Howell has already admitted to poisoning their spouses and leaving their bodies in a fume-filled garage in Castlerock, Co Derry, to make it appear they had taken their own lives.
The third day of the trial in Coleraine Crown Court also heard that in the period before the murders, Howell gave his wife sleeping tablets to knock her out so he could meet Ms Stewart to carry on their affair.
Mr McAuley, who started seeing Ms Stewart five years after the deaths and as her relationship with Howell was ending, told the jury she had told him that when she was involved with Howell he would come round to her house with drugs in a "floppy needle".
"He would administer this drug to her and she would pass out and she would really know nothing about it until the morning when she woke," he said.

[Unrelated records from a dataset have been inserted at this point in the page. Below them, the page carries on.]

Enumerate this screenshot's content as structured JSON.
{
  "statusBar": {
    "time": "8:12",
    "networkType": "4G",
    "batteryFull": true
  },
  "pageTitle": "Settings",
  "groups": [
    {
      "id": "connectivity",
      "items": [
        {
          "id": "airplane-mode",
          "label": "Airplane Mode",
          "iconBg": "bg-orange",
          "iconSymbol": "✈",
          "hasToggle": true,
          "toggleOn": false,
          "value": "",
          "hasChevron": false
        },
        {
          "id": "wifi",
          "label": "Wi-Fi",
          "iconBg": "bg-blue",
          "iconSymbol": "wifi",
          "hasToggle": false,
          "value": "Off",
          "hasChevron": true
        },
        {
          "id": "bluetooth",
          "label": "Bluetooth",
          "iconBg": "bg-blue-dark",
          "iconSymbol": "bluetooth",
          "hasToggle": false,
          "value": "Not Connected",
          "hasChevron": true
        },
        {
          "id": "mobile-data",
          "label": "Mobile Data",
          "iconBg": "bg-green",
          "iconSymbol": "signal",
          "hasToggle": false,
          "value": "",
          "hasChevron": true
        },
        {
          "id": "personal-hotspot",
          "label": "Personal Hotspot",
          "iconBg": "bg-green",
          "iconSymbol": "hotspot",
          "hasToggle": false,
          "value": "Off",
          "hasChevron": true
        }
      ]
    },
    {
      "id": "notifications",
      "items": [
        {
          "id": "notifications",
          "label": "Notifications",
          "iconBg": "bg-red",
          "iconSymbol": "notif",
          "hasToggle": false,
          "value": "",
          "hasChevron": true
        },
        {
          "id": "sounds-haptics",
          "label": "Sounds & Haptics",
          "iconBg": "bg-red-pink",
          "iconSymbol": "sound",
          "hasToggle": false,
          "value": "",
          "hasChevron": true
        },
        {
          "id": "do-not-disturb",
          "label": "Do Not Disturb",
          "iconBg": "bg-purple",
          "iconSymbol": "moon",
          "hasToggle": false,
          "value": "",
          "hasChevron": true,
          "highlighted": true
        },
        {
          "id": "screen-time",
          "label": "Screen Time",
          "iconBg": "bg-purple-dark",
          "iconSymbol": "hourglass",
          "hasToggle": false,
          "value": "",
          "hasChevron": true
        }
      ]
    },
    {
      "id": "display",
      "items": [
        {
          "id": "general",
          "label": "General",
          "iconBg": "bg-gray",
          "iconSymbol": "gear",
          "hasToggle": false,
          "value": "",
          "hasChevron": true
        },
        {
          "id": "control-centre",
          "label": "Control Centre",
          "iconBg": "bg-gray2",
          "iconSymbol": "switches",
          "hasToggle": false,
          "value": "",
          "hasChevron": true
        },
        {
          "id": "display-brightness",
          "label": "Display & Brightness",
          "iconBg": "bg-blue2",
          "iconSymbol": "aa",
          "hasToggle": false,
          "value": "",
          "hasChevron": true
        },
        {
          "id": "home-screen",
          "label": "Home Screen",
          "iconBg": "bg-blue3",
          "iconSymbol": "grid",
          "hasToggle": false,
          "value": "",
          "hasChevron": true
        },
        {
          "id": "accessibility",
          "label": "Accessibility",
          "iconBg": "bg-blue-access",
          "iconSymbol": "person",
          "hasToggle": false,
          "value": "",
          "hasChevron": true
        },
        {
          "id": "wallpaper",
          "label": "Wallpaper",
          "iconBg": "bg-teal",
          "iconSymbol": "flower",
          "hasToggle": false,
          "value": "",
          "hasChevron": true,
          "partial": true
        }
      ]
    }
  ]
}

"On one occasion he almost overdid it and gave her too much and he was actually concerned if he was going to get her to come round."
Asked by Neil Connor, prosecuting, why Howell gave her the sedatives, Mr McAuley replied: "So he could enjoy sexual gratification with her without her feeling guilt of it while he was able to have pleasure."
Under cross examination, Mr McAuley indicated the guilt Ms Stewart claimed to have experienced was in relation to her Christianity. Ms Stewart sat impassively in the dock as Mr McAuley told the jury she had once asked if he thought her late husband Trevor was in Heaven, even though he had committed suicide.
"On one occasion when we had gone for a walk and on the way back Hazel asked what my views were, because Trevor had taken his own life, did I think he was going to be in Heaven or did I not?" he recounted.
"I answered her that I wasn't a judge to decide that someone went to Heaven or not. All I knew was that the Bible said no one had the right to take a life other than God. Hazel's answer to that was she believed Trevor was in Heaven."
Mr McAuley, who said Ms Stewart had "expensive tastes" and was "difficult to keep", also claimed that Howell stalked them in the early part of their relationship.
He said Howell would be often sitting in a car outside Ms Stewart's home and would speed off, sometimes in reverse gear, when he saw them arriving home together.
On one occasion he said Ms Stewart had gone to the back of the house to find Howell "standing like a statue" at the end of the garden at around midnight.
"I was quite angry about it,"said Mr McAuley. "I wanted to go out and see him but Hazel didn't want me to go out."
"Hazel told me at the time not to approach him because I didn't know what he was capable of."
The trial continues.